Scan the material below for the string "Titel". Report every line that has it.

⟨

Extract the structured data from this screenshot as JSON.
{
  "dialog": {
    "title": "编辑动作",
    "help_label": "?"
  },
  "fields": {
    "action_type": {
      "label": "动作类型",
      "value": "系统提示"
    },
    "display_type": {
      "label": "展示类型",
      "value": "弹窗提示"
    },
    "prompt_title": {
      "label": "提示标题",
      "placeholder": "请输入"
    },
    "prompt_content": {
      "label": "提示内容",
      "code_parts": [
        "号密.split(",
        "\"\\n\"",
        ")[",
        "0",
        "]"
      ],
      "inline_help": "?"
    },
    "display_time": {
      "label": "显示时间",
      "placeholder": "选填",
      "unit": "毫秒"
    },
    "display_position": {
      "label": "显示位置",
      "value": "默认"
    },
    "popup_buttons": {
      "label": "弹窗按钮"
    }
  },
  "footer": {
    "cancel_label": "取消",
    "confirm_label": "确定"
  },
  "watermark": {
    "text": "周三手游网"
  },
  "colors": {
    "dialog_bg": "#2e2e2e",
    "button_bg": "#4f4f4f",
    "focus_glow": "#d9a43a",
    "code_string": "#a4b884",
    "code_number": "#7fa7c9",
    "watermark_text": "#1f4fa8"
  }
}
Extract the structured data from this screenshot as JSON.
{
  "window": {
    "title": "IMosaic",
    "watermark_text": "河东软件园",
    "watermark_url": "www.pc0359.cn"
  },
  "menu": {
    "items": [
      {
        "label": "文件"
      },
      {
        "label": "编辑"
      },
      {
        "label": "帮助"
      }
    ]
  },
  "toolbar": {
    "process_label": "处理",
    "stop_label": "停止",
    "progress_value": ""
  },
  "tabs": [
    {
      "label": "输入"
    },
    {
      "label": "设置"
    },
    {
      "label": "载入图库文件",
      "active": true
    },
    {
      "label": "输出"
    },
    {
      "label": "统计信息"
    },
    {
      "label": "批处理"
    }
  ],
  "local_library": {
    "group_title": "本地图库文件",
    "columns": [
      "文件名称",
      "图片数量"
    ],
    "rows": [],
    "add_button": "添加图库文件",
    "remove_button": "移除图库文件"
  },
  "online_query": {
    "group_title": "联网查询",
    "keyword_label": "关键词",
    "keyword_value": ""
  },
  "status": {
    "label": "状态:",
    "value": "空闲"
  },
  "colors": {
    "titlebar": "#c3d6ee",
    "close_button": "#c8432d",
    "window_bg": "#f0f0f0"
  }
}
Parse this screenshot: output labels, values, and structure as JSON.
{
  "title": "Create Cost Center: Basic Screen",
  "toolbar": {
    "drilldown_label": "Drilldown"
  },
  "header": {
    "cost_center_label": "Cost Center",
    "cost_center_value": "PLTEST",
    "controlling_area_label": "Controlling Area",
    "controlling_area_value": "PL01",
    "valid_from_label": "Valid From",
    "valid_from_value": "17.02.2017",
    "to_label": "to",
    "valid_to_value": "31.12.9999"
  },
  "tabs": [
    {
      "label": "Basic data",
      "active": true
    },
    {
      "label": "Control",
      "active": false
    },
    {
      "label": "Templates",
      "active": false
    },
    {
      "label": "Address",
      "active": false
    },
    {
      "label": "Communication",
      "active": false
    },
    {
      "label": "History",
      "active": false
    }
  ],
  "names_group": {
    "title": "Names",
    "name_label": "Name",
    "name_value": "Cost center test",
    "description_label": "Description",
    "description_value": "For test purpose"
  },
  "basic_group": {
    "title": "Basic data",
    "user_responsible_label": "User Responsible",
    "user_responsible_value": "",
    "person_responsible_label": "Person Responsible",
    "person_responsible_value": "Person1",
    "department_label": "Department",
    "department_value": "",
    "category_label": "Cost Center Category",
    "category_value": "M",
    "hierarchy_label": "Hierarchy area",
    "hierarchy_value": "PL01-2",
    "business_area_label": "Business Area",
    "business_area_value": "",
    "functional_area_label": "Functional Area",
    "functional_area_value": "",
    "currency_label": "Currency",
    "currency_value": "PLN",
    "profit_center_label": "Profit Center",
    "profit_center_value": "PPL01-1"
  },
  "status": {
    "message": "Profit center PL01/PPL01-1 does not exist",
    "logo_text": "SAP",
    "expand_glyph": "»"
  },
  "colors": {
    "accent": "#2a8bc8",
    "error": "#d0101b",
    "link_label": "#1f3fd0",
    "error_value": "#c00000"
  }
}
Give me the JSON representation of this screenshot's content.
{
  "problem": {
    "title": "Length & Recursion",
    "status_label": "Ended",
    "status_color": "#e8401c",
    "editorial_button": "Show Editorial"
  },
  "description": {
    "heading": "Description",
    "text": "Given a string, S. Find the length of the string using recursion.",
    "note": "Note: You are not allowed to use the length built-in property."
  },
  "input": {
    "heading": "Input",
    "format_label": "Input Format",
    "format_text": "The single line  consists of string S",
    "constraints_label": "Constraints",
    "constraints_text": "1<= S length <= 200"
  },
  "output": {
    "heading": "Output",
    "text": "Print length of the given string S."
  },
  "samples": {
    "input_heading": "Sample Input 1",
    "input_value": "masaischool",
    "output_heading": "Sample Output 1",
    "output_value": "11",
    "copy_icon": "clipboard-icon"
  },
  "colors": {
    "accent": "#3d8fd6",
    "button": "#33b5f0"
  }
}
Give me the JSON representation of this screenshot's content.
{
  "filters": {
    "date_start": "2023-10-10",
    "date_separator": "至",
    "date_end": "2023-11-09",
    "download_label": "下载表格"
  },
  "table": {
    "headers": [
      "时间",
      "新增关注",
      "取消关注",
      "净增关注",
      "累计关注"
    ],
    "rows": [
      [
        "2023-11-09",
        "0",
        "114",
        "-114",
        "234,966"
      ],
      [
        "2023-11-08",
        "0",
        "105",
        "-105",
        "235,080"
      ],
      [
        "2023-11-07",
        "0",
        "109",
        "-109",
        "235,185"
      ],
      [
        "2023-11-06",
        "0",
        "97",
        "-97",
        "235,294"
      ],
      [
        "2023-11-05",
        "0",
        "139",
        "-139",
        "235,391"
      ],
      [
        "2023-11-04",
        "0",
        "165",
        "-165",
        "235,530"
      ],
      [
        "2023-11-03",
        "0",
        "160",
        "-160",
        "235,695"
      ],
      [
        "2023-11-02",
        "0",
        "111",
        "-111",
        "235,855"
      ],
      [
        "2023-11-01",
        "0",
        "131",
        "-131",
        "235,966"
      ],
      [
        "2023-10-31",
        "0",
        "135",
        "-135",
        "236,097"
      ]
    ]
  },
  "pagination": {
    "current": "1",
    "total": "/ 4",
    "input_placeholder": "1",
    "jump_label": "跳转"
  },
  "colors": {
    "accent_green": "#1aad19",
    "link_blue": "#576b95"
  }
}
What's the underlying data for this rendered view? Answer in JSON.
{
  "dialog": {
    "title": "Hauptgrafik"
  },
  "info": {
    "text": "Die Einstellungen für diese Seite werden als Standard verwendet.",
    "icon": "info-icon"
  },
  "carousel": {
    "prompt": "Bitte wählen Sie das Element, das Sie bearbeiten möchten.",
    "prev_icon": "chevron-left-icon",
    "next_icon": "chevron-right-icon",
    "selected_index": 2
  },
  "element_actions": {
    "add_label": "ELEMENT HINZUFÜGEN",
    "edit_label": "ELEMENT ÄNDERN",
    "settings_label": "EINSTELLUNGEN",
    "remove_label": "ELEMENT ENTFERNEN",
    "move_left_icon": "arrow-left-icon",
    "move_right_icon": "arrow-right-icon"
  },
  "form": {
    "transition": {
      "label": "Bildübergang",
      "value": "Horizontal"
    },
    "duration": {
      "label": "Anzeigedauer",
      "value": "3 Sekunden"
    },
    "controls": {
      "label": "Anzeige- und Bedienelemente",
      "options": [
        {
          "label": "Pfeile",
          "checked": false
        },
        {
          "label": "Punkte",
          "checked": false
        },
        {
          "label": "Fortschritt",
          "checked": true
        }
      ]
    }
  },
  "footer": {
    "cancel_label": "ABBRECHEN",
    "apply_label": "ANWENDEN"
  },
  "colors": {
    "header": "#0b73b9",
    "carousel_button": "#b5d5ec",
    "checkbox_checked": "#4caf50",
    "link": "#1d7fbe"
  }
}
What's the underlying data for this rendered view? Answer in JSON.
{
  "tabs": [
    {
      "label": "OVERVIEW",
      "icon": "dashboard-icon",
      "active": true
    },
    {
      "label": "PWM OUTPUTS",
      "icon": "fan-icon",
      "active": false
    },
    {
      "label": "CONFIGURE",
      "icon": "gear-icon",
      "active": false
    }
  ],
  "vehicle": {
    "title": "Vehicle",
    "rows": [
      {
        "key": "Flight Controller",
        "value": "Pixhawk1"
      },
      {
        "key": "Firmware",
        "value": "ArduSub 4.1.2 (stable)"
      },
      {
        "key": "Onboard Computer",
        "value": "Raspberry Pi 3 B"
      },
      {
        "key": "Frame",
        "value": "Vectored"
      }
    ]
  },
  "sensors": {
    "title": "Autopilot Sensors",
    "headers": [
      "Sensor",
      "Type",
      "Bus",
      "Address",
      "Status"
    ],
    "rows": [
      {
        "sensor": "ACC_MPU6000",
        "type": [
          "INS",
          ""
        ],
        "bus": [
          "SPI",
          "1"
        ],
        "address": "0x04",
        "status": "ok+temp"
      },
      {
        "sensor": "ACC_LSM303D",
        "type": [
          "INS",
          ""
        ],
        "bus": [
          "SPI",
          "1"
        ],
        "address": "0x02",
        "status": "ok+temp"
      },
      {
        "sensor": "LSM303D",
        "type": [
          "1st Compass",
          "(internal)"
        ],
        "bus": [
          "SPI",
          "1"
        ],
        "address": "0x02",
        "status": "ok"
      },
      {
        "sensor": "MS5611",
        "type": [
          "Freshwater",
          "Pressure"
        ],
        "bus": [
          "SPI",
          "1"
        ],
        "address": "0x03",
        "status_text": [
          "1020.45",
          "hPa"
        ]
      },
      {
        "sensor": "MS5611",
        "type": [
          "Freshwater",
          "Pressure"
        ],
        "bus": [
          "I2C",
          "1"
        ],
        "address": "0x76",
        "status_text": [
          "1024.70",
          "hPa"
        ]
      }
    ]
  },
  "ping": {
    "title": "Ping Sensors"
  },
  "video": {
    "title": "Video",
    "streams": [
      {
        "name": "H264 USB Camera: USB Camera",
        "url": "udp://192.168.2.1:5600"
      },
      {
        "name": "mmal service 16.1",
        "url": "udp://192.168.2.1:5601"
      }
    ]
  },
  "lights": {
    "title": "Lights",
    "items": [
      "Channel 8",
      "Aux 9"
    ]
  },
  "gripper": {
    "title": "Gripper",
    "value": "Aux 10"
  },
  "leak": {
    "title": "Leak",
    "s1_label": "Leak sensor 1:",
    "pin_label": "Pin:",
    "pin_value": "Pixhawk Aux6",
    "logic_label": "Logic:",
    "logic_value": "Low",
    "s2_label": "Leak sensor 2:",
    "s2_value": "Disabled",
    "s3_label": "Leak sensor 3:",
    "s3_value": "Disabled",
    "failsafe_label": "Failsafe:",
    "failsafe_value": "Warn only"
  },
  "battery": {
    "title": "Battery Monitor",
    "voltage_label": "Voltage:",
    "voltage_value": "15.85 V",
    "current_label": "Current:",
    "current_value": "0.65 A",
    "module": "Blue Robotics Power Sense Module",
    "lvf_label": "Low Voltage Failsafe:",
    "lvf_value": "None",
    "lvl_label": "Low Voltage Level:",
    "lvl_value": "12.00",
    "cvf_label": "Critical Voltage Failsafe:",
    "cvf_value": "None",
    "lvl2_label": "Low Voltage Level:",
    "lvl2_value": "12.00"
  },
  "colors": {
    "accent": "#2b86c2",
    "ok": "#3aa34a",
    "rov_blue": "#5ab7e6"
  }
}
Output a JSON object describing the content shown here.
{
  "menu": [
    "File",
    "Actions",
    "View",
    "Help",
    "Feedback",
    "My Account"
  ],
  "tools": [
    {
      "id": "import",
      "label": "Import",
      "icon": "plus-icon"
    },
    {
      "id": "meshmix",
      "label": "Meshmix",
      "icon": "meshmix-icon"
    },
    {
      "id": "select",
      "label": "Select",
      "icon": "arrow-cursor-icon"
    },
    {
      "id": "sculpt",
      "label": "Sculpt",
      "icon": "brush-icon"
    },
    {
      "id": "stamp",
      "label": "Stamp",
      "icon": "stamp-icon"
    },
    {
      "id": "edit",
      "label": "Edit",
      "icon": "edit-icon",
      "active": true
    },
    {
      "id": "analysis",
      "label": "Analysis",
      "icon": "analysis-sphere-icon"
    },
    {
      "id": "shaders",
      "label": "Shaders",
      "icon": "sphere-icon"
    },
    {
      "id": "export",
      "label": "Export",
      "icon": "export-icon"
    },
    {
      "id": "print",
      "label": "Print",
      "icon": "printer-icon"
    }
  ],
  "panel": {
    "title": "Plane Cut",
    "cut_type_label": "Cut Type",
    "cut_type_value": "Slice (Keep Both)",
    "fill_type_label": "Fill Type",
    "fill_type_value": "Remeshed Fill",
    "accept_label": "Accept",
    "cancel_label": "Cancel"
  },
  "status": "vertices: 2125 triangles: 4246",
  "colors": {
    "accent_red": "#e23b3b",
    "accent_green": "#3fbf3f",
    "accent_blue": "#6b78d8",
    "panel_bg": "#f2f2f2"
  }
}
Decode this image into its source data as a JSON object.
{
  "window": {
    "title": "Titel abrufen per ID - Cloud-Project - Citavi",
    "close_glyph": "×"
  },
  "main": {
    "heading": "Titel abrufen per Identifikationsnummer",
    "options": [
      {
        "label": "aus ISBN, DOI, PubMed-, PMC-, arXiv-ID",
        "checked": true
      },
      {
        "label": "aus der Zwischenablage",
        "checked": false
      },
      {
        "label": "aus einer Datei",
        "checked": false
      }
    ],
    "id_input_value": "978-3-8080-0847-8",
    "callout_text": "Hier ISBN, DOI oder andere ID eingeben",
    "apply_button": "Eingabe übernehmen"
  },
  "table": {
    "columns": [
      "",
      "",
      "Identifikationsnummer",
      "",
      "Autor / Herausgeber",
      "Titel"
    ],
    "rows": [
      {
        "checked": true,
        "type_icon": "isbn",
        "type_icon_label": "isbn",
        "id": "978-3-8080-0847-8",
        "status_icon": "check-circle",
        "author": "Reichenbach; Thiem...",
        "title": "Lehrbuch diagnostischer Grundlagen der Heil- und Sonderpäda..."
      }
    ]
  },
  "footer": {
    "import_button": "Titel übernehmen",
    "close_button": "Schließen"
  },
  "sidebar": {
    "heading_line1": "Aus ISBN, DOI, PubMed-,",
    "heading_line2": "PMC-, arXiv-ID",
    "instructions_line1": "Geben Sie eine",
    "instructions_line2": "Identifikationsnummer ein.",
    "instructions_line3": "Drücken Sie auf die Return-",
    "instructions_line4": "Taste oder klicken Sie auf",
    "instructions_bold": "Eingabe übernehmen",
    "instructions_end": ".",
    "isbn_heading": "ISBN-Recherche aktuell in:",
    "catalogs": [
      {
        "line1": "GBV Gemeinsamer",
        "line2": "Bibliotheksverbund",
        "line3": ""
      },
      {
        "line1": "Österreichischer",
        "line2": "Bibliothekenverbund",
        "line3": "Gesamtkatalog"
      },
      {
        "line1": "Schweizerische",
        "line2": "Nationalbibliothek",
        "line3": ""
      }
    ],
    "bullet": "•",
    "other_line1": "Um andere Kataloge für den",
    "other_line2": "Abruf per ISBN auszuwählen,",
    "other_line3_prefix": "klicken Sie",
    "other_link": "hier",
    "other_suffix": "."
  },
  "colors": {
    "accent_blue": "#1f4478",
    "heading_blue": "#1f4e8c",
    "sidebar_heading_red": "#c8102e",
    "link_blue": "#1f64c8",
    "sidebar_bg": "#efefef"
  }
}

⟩

EXERCISE SOLUTION
    "title": "Titel abrufen per ID - Cloud-Project - Citavi",
    "heading": "Titel abrufen per Identifikationsnummer",
      "Titel"
    "import_button": "Titel übernehmen",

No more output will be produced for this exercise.